_ASSIGNMENT_. Among the lines of the records, find all that carry the word "icon" and copy them.

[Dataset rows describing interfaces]
=======

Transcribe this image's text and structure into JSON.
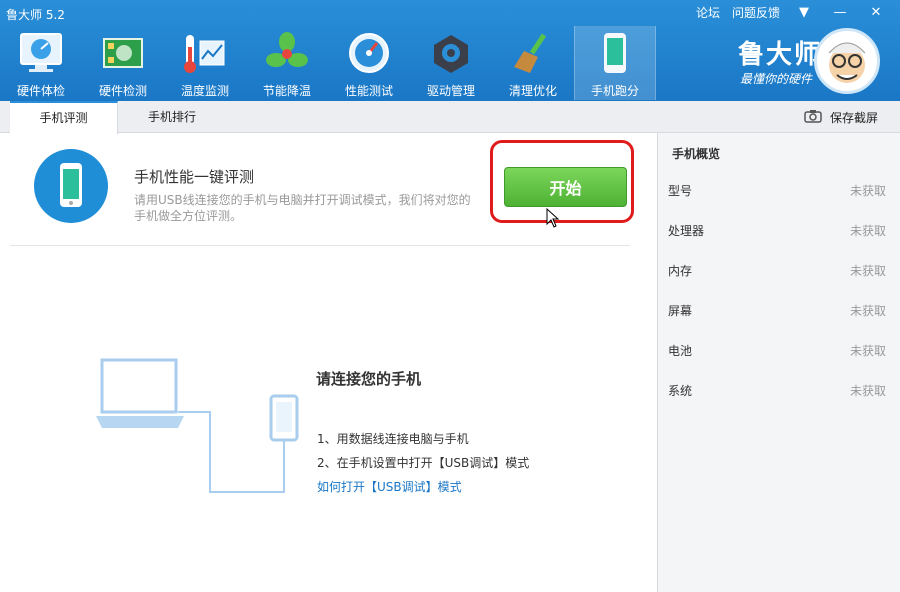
{
  "app": {
    "title": "鲁大师 5.2"
  },
  "top_links": {
    "forum": "论坛",
    "feedback": "问题反馈"
  },
  "tools": [
    {
      "label": "硬件体检",
      "icon": "monitor-gauge-icon"
    },
    {
      "label": "硬件检测",
      "icon": "circuit-board-icon"
    },
    {
      "label": "温度监测",
      "icon": "thermometer-chart-icon"
    },
    {
      "label": "节能降温",
      "icon": "fan-icon"
    },
    {
      "label": "性能测试",
      "icon": "speedometer-icon"
    },
    {
      "label": "驱动管理",
      "icon": "gear-box-icon"
    },
    {
      "label": "清理优化",
      "icon": "broom-icon"
    },
    {
      "label": "手机跑分",
      "icon": "phone-icon"
    }
  ],
  "brand": {
    "name": "鲁大师",
    "slogan": "最懂你的硬件"
  },
  "tabs": [
    {
      "label": "手机评测"
    },
    {
      "label": "手机排行"
    }
  ],
  "save_screenshot": "保存截屏",
  "hero": {
    "title": "手机性能一键评测",
    "description": "请用USB线连接您的手机与电脑并打开调试模式，我们将对您的手机做全方位评测。",
    "start_button": "开始"
  },
  "guide": {
    "title": "请连接您的手机",
    "steps": [
      "1、用数据线连接电脑与手机",
      "2、在手机设置中打开【USB调试】模式"
    ],
    "help_link": "如何打开【USB调试】模式"
  },
  "overview": {
    "title": "手机概览",
    "rows": [
      {
        "key": "型号",
        "value": "未获取"
      },
      {
        "key": "处理器",
        "value": "未获取"
      },
      {
        "key": "内存",
        "value": "未获取"
      },
      {
        "key": "屏幕",
        "value": "未获取"
      },
      {
        "key": "电池",
        "value": "未获取"
      },
      {
        "key": "系统",
        "value": "未获取"
      }
    ]
  },
  "colors": {
    "titlebar": "#1a77c6",
    "accent": "#2a8fd8",
    "start_green": "#4eb235",
    "highlight_red": "#e01b1b"
  }
}
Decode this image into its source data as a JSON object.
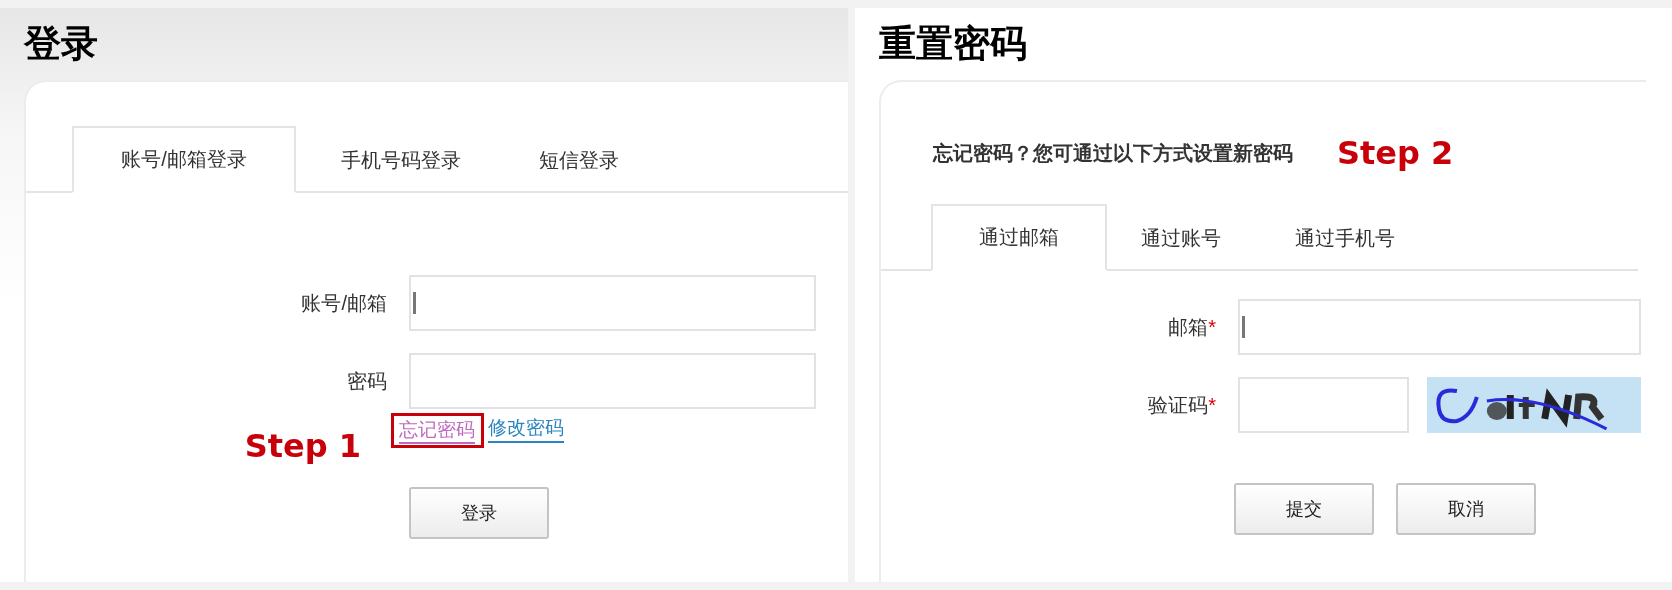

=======

_RESPONSE AREA_.
      "icon": "monitor-gauge-icon"
      "icon": "circuit-board-icon"
      "icon": "thermometer-chart-icon"
      "icon": "fan-icon"
      "icon": "speedometer-icon"
      "icon": "gear-box-icon"
      "icon": "broom-icon"
      "icon": "phone-icon"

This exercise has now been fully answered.